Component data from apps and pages
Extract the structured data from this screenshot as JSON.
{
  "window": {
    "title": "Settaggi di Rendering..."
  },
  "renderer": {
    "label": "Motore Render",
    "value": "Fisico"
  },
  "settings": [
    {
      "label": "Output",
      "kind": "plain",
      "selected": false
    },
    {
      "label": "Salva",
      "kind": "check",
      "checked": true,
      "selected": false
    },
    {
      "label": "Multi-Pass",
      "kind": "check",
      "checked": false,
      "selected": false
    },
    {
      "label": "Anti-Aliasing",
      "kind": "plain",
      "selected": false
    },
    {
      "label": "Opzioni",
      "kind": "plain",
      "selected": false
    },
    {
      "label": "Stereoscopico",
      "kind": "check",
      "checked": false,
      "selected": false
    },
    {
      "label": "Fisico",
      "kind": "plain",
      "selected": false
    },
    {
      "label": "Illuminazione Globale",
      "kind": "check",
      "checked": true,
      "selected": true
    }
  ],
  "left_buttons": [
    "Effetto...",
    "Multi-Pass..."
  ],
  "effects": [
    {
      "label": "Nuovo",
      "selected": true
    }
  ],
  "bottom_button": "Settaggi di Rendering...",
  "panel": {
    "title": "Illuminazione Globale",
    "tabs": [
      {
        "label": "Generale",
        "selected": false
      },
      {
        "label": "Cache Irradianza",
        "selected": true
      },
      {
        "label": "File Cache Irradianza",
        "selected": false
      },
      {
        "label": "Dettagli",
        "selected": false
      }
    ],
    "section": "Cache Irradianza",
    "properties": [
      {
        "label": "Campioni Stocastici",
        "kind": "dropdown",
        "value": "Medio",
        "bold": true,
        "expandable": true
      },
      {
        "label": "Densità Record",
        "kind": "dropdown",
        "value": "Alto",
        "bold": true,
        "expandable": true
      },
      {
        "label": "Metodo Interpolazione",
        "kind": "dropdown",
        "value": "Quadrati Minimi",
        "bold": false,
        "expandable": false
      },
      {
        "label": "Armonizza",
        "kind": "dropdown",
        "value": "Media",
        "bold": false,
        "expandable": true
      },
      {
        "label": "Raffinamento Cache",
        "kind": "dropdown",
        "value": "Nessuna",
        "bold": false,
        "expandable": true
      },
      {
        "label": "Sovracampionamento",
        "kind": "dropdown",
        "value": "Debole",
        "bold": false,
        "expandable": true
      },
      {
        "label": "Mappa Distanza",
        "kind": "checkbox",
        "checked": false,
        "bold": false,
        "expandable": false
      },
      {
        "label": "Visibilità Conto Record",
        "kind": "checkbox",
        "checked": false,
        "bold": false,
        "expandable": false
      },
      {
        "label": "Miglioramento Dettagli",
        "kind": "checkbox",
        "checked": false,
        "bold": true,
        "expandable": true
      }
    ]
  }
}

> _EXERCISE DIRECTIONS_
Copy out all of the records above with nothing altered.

> _RESULT FOR THIS EXERCISE_
Extract the structured data from this screenshot as JSON.
{
  "window": {
    "title": "Settaggi di Rendering..."
  },
  "renderer": {
    "label": "Motore Render",
    "value": "Fisico"
  },
  "settings": [
    {
      "label": "Output",
      "kind": "plain",
      "selected": false
    },
    {
      "label": "Salva",
      "kind": "check",
      "checked": true,
      "selected": false
    },
    {
      "label": "Multi-Pass",
      "kind": "check",
      "checked": false,
      "selected": false
    },
    {
      "label": "Anti-Aliasing",
      "kind": "plain",
      "selected": false
    },
    {
      "label": "Opzioni",
      "kind": "plain",
      "selected": false
    },
    {
      "label": "Stereoscopico",
      "kind": "check",
      "checked": false,
      "selected": false
    },
    {
      "label": "Fisico",
      "kind": "plain",
      "selected": false
    },
    {
      "label": "Illuminazione Globale",
      "kind": "check",
      "checked": true,
      "selected": true
    }
  ],
  "left_buttons": [
    "Effetto...",
    "Multi-Pass..."
  ],
  "effects": [
    {
      "label": "Nuovo",
      "selected": true
    }
  ],
  "bottom_button": "Settaggi di Rendering...",
  "panel": {
    "title": "Illuminazione Globale",
    "tabs": [
      {
        "label": "Generale",
        "selected": false
      },
      {
        "label": "Cache Irradianza",
        "selected": true
      },
      {
        "label": "File Cache Irradianza",
        "selected": false
      },
      {
        "label": "Dettagli",
        "selected": false
      }
    ],
    "section": "Cache Irradianza",
    "properties": [
      {
        "label": "Campioni Stocastici",
        "kind": "dropdown",
        "value": "Medio",
        "bold": true,
        "expandable": true
      },
      {
        "label": "Densità Record",
        "kind": "dropdown",
        "value": "Alto",
        "bold": true,
        "expandable": true
      },
      {
        "label": "Metodo Interpolazione",
        "kind": "dropdown",
        "value": "Quadrati Minimi",
        "bold": false,
        "expandable": false
      },
      {
        "label": "Armonizza",
        "kind": "dropdown",
        "value": "Media",
        "bold": false,
        "expandable": true
      },
      {
        "label": "Raffinamento Cache",
        "kind": "dropdown",
        "value": "Nessuna",
        "bold": false,
        "expandable": true
      },
      {
        "label": "Sovracampionamento",
        "kind": "dropdown",
        "value": "Debole",
        "bold": false,
        "expandable": true
      },
      {
        "label": "Mappa Distanza",
        "kind": "checkbox",
        "checked": false,
        "bold": false,
        "expandable": false
      },
      {
        "label": "Visibilità Conto Record",
        "kind": "checkbox",
        "checked": false,
        "bold": false,
        "expandable": false
      },
      {
        "label": "Miglioramento Dettagli",
        "kind": "checkbox",
        "checked": false,
        "bold": true,
        "expandable": true
      }
    ]
  }
}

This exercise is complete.